And Emmer, who will take the reins of the House GOP’s campaign arm, disputed the notion that Republicans weren’t being proactive about figuring out what went wrong.

“We’re being incredibly introspective. We’ve got a long way to go, but we’ve just started,” he said. “We’re going to be doing some deep review of the issues most important to the voters we didn’t get.”

Emmer also defended the party’s efforts to elect women this cycle, pointing out that Stefanik successfully recruited 100 female candidates to run for office and that Democratic mega-donors like Michael Bloomberg targeted their female incumbents.

He said it’s a major priority for him to replenish the dwindling number of GOP women in Congress.
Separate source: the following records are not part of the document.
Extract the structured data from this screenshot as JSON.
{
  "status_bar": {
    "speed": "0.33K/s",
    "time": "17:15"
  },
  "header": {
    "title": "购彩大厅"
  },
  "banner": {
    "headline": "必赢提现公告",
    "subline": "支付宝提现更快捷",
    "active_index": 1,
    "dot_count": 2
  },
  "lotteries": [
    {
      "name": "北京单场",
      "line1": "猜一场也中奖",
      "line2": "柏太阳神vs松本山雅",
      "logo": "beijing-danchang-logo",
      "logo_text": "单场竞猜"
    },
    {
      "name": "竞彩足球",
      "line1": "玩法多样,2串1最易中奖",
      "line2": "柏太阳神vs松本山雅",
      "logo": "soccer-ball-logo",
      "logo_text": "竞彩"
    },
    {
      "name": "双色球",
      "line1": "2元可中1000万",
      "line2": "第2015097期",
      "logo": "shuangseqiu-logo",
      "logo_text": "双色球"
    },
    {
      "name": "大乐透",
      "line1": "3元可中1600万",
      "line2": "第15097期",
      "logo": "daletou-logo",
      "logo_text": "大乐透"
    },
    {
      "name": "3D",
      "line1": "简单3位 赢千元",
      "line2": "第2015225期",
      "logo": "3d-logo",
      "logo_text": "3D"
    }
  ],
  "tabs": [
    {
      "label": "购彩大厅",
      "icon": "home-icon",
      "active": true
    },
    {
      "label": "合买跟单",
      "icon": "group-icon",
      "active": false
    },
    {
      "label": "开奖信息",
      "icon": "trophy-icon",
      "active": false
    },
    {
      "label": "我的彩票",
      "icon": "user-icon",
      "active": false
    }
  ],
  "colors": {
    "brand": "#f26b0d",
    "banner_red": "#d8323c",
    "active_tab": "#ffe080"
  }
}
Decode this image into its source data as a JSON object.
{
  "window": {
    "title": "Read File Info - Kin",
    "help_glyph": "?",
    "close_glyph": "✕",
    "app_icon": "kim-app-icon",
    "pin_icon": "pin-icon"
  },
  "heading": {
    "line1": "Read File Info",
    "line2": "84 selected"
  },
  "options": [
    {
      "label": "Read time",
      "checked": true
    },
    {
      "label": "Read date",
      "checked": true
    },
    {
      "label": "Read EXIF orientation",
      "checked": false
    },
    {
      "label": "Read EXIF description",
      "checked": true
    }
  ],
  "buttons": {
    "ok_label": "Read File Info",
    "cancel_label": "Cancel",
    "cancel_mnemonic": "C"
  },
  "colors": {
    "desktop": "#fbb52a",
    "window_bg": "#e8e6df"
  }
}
The NRCC is in the process of building a new program aimed at getting more female candidates over the finish line, and Emmer plans to gather input directly from House Republican women in devising the strategy, though it will not involve playing in primaries.

“We need to elect more Elise Stefaniks, more Liz Cheneys,” Emmer said.

Stefanik, who faced a competitive primary race in 2014, isn’t the only female Republican vowing to intervene in primaries.

Sarah Chamberlain, president and CEO of the Republican Main Street Partnership, is also vowing to get involved earlier in the primary process and spend big on top female recruits.  

She argued that Democrats have the advantage of a long-standing centralized effort to recruit and support female candidates in the form of EMILY’s List, which was founded in 1985. Republican organizations to support female candidates don’t have the same level of prominence and haven’t been around as long.

Chamberlain pointed to GOP congressional candidate Ashley Nickloes, a military pilot who lost a seven-way primary in a safe Republican district in Tennessee, as someone who would have benefited from early intervention and funding.

“She was a perfect candidate … I could have gotten her through,” Chamberlain said. “I’m not gonna leave one on the table again.”